with permission from NewsMax.com
The Feds Can Read Your E-Mail
First it was Echelon
the global eavesdropping
system Uncle Sam
have been using to spy on satellite-transmitted phone
s and fax
messages. Now it's Carnivore
, the FBI
electronic snooping device that can read your e-mail right off your mail
Capable of scanning millions of e-mails a second, Carnivore
be used to monitor everybody
's e-mail messages and transactions,
including banking and Internet commerce
. If they want to, the feds
find out what book
s you're buying online, what kind of banking
transactions you conduct - in short, everything
you do when you go
online and send e-mail, whether private or commercial.
The FBI has been quietly monitoring e-mail
for about a year.

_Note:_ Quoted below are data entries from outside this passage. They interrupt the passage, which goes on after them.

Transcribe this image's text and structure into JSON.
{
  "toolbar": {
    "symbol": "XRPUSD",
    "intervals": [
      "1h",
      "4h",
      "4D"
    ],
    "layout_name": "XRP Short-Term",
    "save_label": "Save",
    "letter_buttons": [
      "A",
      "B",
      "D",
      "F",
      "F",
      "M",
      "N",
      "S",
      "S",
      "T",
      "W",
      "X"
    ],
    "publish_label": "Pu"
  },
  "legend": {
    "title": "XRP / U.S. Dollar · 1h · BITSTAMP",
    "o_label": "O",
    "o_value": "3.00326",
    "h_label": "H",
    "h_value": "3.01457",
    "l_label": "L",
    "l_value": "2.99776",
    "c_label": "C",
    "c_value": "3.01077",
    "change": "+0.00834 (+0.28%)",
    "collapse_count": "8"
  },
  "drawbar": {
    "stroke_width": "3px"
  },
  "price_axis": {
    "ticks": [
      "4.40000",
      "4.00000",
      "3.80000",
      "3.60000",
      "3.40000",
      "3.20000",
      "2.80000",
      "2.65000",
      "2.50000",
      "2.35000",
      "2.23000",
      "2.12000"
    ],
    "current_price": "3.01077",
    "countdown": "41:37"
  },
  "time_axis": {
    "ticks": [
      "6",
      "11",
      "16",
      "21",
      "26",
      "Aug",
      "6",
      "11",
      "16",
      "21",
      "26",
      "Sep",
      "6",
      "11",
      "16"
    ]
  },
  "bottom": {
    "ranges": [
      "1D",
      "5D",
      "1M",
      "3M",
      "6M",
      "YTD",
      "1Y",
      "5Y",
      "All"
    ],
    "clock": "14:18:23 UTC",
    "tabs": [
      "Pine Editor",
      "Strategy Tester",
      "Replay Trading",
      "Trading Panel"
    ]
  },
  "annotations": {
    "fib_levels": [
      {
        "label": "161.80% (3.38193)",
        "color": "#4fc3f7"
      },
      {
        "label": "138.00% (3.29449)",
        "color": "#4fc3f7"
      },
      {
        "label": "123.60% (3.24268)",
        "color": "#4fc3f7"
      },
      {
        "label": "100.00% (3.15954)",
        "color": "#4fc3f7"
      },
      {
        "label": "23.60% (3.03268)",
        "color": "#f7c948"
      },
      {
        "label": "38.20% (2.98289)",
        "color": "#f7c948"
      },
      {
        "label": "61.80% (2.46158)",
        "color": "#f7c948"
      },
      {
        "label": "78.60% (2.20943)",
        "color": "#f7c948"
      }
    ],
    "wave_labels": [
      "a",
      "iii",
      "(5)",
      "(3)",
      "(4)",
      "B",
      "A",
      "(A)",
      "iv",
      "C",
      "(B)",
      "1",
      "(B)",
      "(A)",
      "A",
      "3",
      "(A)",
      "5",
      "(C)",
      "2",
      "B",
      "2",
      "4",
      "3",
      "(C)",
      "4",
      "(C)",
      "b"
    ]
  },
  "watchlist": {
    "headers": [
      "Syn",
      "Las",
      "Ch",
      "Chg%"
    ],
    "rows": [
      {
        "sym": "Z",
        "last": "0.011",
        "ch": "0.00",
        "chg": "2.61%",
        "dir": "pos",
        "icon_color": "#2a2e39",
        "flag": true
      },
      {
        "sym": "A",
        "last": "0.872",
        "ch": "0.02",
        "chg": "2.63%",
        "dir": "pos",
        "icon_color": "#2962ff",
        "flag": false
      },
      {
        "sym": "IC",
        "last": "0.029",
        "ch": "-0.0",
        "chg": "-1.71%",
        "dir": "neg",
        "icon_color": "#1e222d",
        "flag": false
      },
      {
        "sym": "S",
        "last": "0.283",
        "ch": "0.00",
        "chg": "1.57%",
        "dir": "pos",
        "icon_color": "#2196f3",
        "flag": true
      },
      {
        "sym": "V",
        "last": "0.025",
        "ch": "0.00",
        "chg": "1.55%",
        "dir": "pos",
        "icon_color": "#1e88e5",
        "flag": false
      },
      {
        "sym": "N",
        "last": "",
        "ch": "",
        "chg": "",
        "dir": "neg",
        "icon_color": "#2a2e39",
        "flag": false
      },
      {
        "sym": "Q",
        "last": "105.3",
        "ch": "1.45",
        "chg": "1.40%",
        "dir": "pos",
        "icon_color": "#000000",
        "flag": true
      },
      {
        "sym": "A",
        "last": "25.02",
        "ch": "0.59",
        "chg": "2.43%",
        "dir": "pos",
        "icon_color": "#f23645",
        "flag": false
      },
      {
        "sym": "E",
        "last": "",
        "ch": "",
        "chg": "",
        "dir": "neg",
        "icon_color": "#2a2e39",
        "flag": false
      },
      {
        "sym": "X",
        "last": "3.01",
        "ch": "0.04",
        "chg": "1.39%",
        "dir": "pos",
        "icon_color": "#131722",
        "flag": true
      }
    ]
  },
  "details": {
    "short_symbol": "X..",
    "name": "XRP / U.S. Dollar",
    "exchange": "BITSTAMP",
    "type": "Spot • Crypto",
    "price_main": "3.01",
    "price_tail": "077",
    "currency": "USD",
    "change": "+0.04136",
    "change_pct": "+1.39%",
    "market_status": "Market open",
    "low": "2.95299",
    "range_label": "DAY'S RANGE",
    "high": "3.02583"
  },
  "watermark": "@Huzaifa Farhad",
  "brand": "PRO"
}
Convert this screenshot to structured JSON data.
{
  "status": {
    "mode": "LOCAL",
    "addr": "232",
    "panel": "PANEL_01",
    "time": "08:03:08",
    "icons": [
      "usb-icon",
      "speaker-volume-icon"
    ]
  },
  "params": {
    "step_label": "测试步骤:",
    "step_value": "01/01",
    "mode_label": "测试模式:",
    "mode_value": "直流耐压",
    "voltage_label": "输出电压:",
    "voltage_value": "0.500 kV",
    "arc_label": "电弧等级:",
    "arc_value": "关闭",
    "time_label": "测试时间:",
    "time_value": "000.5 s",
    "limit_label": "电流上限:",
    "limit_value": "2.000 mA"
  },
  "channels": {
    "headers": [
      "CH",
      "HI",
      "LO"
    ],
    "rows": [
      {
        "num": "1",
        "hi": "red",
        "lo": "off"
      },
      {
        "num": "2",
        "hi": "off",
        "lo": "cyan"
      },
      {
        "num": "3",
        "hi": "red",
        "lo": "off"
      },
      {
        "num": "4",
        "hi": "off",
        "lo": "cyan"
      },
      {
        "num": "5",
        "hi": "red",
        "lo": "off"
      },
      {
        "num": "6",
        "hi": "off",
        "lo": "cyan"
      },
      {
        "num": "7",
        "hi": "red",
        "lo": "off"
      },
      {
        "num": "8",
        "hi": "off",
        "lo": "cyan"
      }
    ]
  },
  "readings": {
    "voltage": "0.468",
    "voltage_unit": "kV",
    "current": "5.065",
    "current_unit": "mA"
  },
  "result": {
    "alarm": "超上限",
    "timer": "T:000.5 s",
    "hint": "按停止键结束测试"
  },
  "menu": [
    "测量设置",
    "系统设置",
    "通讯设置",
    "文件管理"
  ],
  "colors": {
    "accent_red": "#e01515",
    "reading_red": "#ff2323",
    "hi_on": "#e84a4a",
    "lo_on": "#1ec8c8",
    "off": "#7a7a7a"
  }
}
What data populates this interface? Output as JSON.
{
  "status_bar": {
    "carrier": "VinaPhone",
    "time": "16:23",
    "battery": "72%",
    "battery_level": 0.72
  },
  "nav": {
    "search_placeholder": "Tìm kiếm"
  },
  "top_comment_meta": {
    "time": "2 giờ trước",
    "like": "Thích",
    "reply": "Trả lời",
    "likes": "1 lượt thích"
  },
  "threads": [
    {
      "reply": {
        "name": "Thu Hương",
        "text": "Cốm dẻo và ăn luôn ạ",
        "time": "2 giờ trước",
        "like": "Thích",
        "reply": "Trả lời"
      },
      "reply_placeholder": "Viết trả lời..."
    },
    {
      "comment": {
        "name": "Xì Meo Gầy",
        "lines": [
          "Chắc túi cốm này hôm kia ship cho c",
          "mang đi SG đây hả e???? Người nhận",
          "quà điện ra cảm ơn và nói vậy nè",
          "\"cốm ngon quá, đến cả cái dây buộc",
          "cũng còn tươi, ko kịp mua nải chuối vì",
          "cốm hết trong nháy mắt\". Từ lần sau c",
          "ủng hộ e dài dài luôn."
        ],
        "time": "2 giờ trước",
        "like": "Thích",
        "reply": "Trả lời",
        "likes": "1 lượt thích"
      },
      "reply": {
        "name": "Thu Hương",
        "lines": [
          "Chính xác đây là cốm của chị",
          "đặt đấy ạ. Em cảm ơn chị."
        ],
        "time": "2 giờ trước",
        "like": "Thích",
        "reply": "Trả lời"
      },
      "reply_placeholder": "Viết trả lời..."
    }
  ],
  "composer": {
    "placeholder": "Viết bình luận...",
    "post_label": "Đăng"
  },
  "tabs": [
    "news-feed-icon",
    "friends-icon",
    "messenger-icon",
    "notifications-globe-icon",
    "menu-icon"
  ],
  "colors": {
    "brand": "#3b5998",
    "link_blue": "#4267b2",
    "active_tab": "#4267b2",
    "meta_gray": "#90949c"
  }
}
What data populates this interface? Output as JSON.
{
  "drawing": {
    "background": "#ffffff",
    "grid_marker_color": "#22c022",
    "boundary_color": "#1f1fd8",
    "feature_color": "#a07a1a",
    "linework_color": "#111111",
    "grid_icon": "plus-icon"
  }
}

Two
weeks ago the feds went public and explained the high-tech
operation to what the Wall Street Journal
called "a roomful of
astonished industry specialists."
According to the bureau, they've used Carnivore - so called because it
can digest the "meat
" of the information they're looking for - in less
than 100 cases, in most cases to locate hackers
but also to track terrorist
But there is nothing to stop Carnivore from making a meal of your
e-mail messages and transactions if they decide that's what they want to
do and can get a judge to issue a court order
allowing them to tap your
e-mail as they would your phones.
comfort considering the underhanded
means the feds
employed to get court orders to raid the Branch Davidian
to win a judge
's permission to stage what amounted to an illegal armed
raid on Elian Gonzalez
's Miami home.
Carnivore is nothing but a store-bought personal computer
that the FBI installs in the offices of Internet service provider
The computer is kept in a locked cage for about a month and a half
Every day an agent comes by and retrieves the previous day's e-mail
sent to or by someone suspected of a crime.
But critics say that Carnivore, like some ravening beast, is simply too
hungry to be trusted - that it gives the feds far too much access to too
much private information.
"This is more of a vacuum cleaner-type approach - it apparently rifles
," David Sobel, general counsel for the Electronic
Privacy Information Center
, told Fox News.
"It's potentially much more invasive
than telephone surveillance."
could conceivably monitor all the e-mail that moves through
an ISP - not merely messages sent to or from the subject allegedly being
monitored. Critics compare it to eavesdropping on all the phones in a
neighborhood simply to zero in
on just one phone.
Disturbingly, the FBI has prevailed in challenges against forcing ISPs to
allow Carnivore to be installed in their offices. According to the Wall
, one unidentified ISP
put up a legal fight against
Carnivore early this year and lost.
The FBI defends Carnivore, insisting it is used selectively and monitors
only the e-mail of the subject. They say that messages belonging to those
not being probed, even if criminal, would not be admissible in court.
"The volume of e-mail in a location is generally fairly small and being
managed by a small number of e-mail servers on a fairly low-speed
network," said Marcus Thomas, chief of the FBI's cyber technology
"The system is not unlike 'sniffers
' used within the networks every day."
That fails to satisfy critics such as Sobel. He says Carnivore is similar to
Russia's surveillance system, called "SORM
," which all Russian ISPs are
forced to install to allow the government to spy on whomever it
Itís also similar, he says, to the notorious Echelon
the National Security
's global eavesdropping system, which intercepts
telecommunications transmissions from around the world and looks for
s that could indicate illegal activity
"Carnivore is really the latest indication of a very aggressive stance that
the bureau is taking in collecting as much information as technically
," Sobel said.
FBI spokesman Paul Bresson insists that law-abiding citizens have
nothing to fear from Carnivore. "Anytime we develop a system, we're
basically balancing the interests of national security against that of the
privacy of the public," he said.
"This issue's always going to come up. We're always going to get
questions. We understand that."